Chefs are no different. Some like to stay in a familiar zone, while others (many) dip their toes in risk-taking waters when they create dishes that are twists on classics or cultural fusions. This is where Deep Fried Hard Crabs from Marjie’s Grill come in.
A platter meant for sharing and eaten lustily by hand (fastidious diners need not apply), boiled Louisiana blue crabs are rolled in a seasoned and slightly spicy wet batter before being dropped in the deep fryer to become dark gold and crisp. The batter clings perfectly to the crab shells, reminiscent of crunchy skin on fried chicken, and equally delicious, maybe better. The generous pile of crabs comes draped with spoonsful of a garlic-chili-herb mash that adds further depth and flavor. Juicy lime wedges are provided to squeeze over all, adding acidic citrus zip.
Go in deep, plan to get messy; it’s worth it. Easily pluck crackly fried batter shards away from the shell to munch on between breaking, cracking, picking and slurping delicate crab meat. This dish covers so much culinary ground in texture and flavor, both singular and combined. Haunting, addictive, memorable...Marjie’s has a mysterious pull, and at night there’s a sexy sultriness that becomes a craving.
Vibe and food this good makes risk-taking easy. For those who fear getting messy, there are giant rolls of paper towels, plenty of finger wipes and fantastic Instagrammable moments. Notice the stares from other tables; they’re envious, they’re not risk-takers like you. I promise you’ll thank me later. —LG
It was a pivotal point in New Orleans history, right up there with the introduction of Peychaud’s bitters and the end of Prohibition. Prior to Sept. 26, 1949, the legendary Sazerac Bar was a men-only joint; women were allowed in only on Mardi Gras Day. But that all changed when the bar moved to the Roosevelt Hotel, thanks to owner Seymour Weiss, a showboat who knew the value of a good publicity stunt. When it reopened that early autumn afternoon, dozens of women decked to the nines descended on the bar for what would become known as the Stormin’ of the Sazerac, demanding equal rights…and a well-made cocktail.
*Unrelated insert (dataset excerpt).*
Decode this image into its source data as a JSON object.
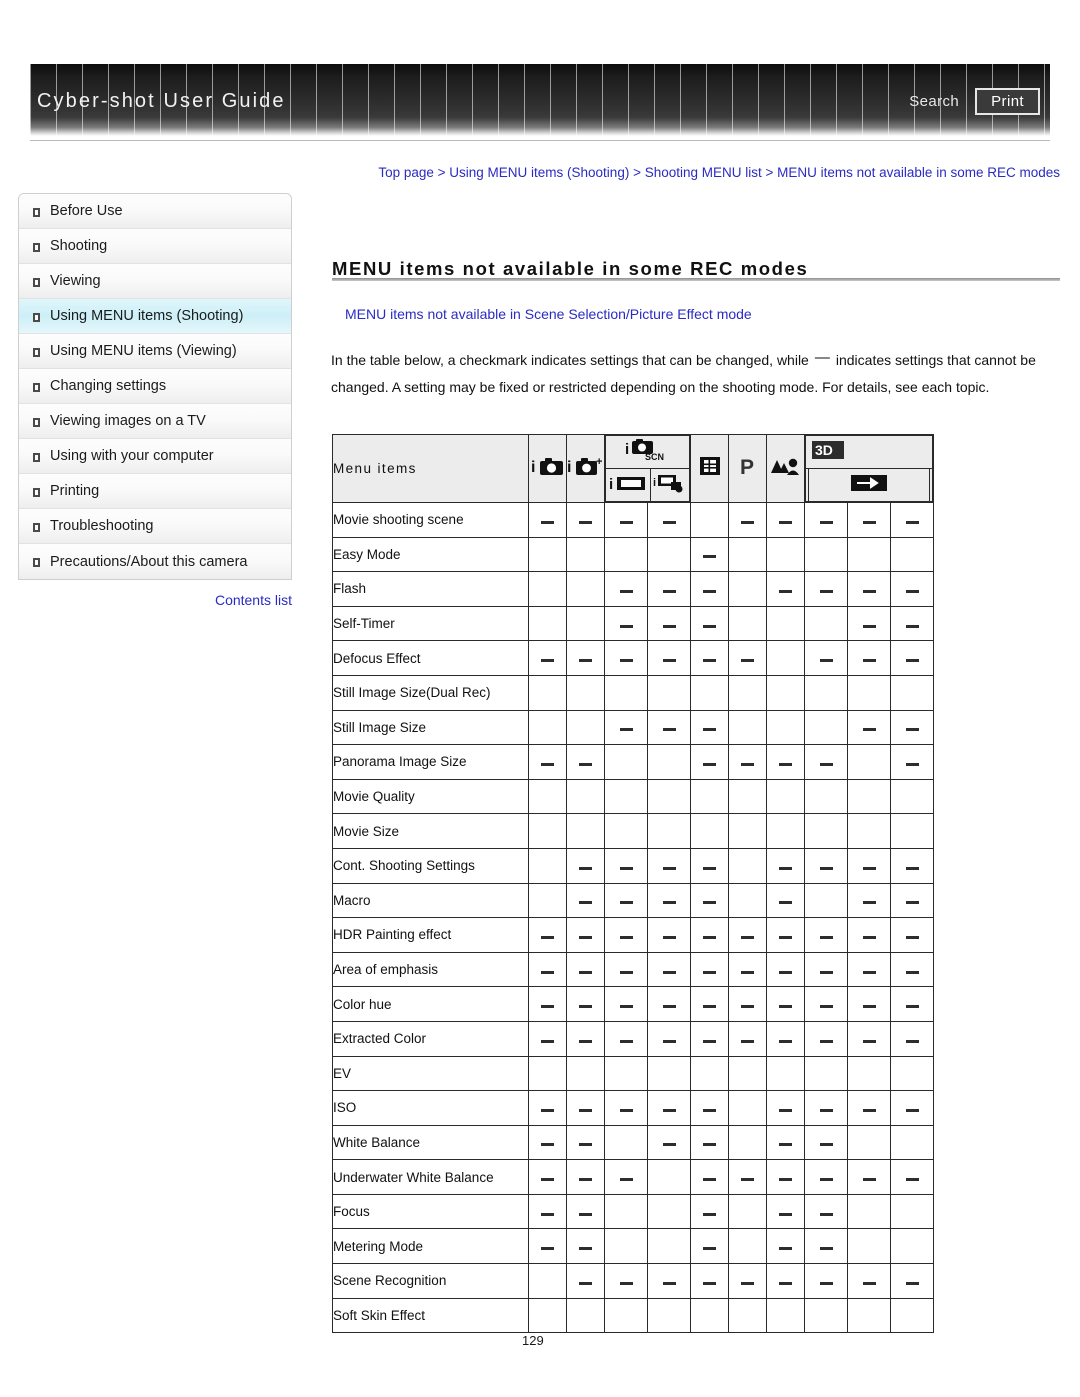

The annual observance continues Sept. 28 at 1 pm with a round of Sazeracs, followed by a spirited lunch; a portion of proceeds benefits the local branch of the women’s empowerment group Dress for Success. But you’ll find the bar open every day, to everyone. Stop in and raise toast to inclusion. —DB
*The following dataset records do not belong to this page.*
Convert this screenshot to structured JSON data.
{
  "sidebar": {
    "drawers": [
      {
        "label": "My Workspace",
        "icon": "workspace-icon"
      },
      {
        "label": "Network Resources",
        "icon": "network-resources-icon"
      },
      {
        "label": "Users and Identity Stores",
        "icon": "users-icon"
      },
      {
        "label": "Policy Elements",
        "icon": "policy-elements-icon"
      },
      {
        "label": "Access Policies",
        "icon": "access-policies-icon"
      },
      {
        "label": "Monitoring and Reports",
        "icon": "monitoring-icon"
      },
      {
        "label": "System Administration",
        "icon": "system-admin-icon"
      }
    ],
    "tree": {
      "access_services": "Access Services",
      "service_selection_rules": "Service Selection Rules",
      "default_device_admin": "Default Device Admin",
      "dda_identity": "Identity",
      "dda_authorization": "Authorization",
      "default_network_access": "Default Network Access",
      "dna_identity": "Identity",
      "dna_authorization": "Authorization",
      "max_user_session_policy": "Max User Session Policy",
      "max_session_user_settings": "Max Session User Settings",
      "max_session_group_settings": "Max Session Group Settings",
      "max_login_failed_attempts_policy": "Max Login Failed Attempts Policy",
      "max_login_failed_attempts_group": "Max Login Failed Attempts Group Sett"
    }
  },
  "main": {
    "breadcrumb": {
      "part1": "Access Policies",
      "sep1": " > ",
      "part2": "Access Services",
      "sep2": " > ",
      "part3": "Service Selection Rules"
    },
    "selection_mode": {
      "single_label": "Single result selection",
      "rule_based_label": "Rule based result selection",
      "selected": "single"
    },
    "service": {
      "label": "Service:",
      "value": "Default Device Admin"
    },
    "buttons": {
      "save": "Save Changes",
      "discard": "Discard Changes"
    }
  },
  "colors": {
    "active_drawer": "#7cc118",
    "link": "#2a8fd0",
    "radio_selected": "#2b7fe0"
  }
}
As the city’s yearlong 300th anniversary celebration nears its culmination, museums citywide are mounting a number of tricentennial tributes.
The New Orleans Museum of Art held its first photography exhibition in 1918. A century later, NOMA has mounted Past Present Future, a three-part presentation that features vintage images included in the 1918 exhibit, along with recent photographic acquisitions and new works that have been endowed to the museum.
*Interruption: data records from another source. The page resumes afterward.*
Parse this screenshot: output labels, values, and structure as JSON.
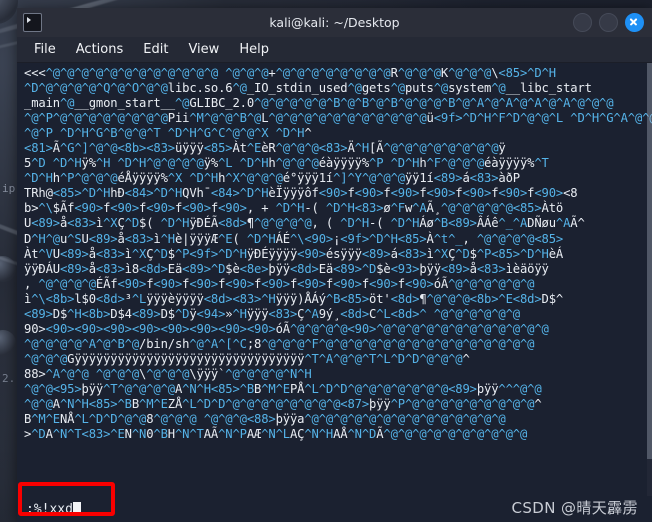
{
  "desktop": {
    "ip_label": "ip",
    "partial_number": "2."
  },
  "window": {
    "title": "kali@kali: ~/Desktop",
    "icon_name": "terminal-icon",
    "buttons": {
      "minimize_label": "",
      "maximize_label": "",
      "close_label": "×"
    }
  },
  "menubar": {
    "items": [
      {
        "label": "File"
      },
      {
        "label": "Actions"
      },
      {
        "label": "Edit"
      },
      {
        "label": "View"
      },
      {
        "label": "Help"
      }
    ]
  },
  "terminal": {
    "lines": [
      "<<<^@^@^@^@^@^@^@^@^@^@^@^@ ^@^@^@+^@^@^@^@^@^@^@^@R^@^@^@K^@^@^@\\<85>^D^H",
      "^D^@^@^@^@^Q^@^O^@^@libc.so.6^@_IO_stdin_used^@gets^@puts^@system^@__libc_start",
      "_main^@__gmon_start__^@GLIBC_2.0^@^@^@^@^@^B^@^B^@^B^@^@^@^B^@^A^@^A^@^A^@^A^@^@^@",
      "^@^P^@^@^@^@^@^@^@^@Pii^M^@^@^B^@L^@^@^@^@^@^@^@^@^@^@^@ü<9f>^D^H^F^D^@^@^L ^D^H^G^A^@^@^",
      "^@^P ^D^H^G^B^@^@^T ^D^H^G^C^@^@^X ^D^H^",
      "<81>Ã^G^]^@^@<8b><83>üÿÿÿ<85>Àt^EèR^@^@^@<83>Ä^H[Ã^@^@^@^@^@^@^@^@ÿ",
      "5^D ^D^Hÿ%^H ^D^H^@^@^@^@ÿ%^L ^D^Hh^@^@^@éàÿÿÿÿ%^P ^D^Hh^F^@^@^@éàÿÿÿÿ%^T",
      "^D^Hh^P^@^@^@éÅÿÿÿÿ%^X ^D^Hh^X^@^@^@é°ÿÿÿ1í^]^Y^@^@^@ÿÿ1í<89>á<83>àðP",
      "TRh@<85>^D^HhÐ<84>^D^HQVh¯<84>^D^HèÏÿÿÿôf<90>f<90>f<90>f<90>f<90>f<90>f<90><8",
      "b>^\\$Ãf<90>f<90>f<90>f<90>f<90>, + ^D^H-( ^D^H<83>ø^Fw^AÃ¸^@^@^@^@^@<85>Àtö",
      "U<89>å<83>ì^XÇ^D$( ^D^HÿÐÉÃ<8d>¶^@^@^@^@, ( ^D^H-( ^D^HÁø^B<89>ÂÁê^_^ADÑøu^AÃ^",
      "D^H^@u^SU<89>å<83>ì^Hè|ÿÿÿÆ^E( ^D^HÁÉ^\\<90>¡<9f>^D^H<85>À^t^_, ^@^@^@^@<85>",
      "Àt^VU<89>å<83>ì^XÇ^D$^P<9f>^D^HÿÐÉÿÿÿÿ<90>ésÿÿÿ<89>á<83>ì^XÇ^D$^P<85>^D^HèÁ",
      "ÿÿÐÁU<89>å<83>ì8<8d>Eä<89>^D$è<8e>þÿÿ<8d>Eä<89>^D$è<93>þÿÿ<89>å<83>ìèäöÿÿ",
      ", ^@^@^@^@ÉÃf<90>f<90>f<90>f<90>f<90>f<90>f<90>f<90>f<90>óÃ^@^@^@^@^@^@",
      "ì^\\<8b>l$0<8d>³^Lÿÿÿèÿÿÿÿ<8d><83>^Hÿÿÿ)ÅÁý^B<85>öt'<8d>¶^@^@^@<8b>^E<8d>D$^",
      "<89>D$^H<8b>D$4<89>D$^Dÿ<94>»^Hÿÿÿ<83>Ç^A9ý¸<8d>C^L<8d>^ ^@^@^@^@^@^@",
      "90><90><90><90><90><90><90><90><90>óÃ^@^@^@^@<90>^@^@^@^@^@^@^@^@^@^@^@^@",
      "^@^@^@^@^A^@^B^@/bin/sh^@^A^[^C;8^@^@^@^F^@^@^@^@^@^@^@^@^@^@^@^@^@^@^@",
      "^@^@^@Gÿÿÿÿÿÿÿÿÿÿÿÿÿÿÿÿÿÿÿÿÿÿÿÿÿÿÿÿÿÿÿÿ^T^A^@^@^T^L^D^D^@^@^@^",
      "88>^A^@^@ ^@^@^@\\^@^@^@\\ÿÿÿ`^@^@^@^@^N^H",
      "^@^@<95>þÿÿ^T^@^@^@^@A^N^H<85>^BB^M^EPÅ^L^D^D^@^@^@^@^@^@^@<89>þÿÿ^^^@^@",
      "^@^@A^N^H<85>^BB^M^EZÅ^L^D^D^@^@^@^@^@^@^@^@<87>þÿÿ^P^@^@^@^@^@^@^@^@^@^",
      "B^M^ENÅ^L^D^D^@^@8^@^@^@ ^@^@^@<88>þÿÿa^@^@^@^@^@^@^@^@^@^@^@^@^@^@",
      ">^DA^N^T<83>^EN^N0^BH^N^TAÃ^N^PAÆ^N^LAÇ^N^HAÅ^N^DÃ^@^@^@^@^@^@^@^@^@^@"
    ],
    "command_prompt": ":%!xxd",
    "cursor": " "
  },
  "annotation": {
    "color": "#f90000",
    "target": ":%!xxd"
  },
  "watermark": {
    "text": "CSDN @晴天霹雳"
  },
  "colors": {
    "terminal_bg": "#1b2130",
    "terminal_fg": "#e9edf3",
    "control_char": "#55b3e8",
    "titlebar_bg": "#2b2e39",
    "menubar_bg": "#252935",
    "close_btn": "#1e90f5",
    "annotation": "#f90000"
  }
}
African Heritage in New Orleans: 300 Years in the Making, on view at the Historic New Orleans Collection's Laura C. Simon Galleries of Louisiana Art, examines the influence of African peoples on the city’s evolution. In addition to its Louisiana History Galleries, the HNOC's main location offers New Orleans: Between Heaven and Hell, an interactive pen-and-ink work by British artist Robin Reynolds highlighting historical influences on the modern-day city, provides a sneak peek of the contemporary-minded Art of the City: Postmodern to Post-Katrina exhibit, due to open in 2019.
Bits and pieces of the past combine for a 300-year love letter to the city at the Cabildo in Jackson Square. Taking its title from the 1968 theme of the Rex parade, We Love You, New Orleans features more than 100 artifacts and ephemera spotlighting various aspect of Crescent City culture, from architecture (the construction of the Superdome) and amusements (Dorothy Lamour’s 1931 “Miss New Orleans” sash) to food (a Galatoire’s “keep bottle”) and music (Kid Ory’s trombone). Among the highlights is a poster from an early incarnation of Jazzfest, stunning Carnival costumes and a tricentennial-inspired Mardi Gras Indian suit. —DB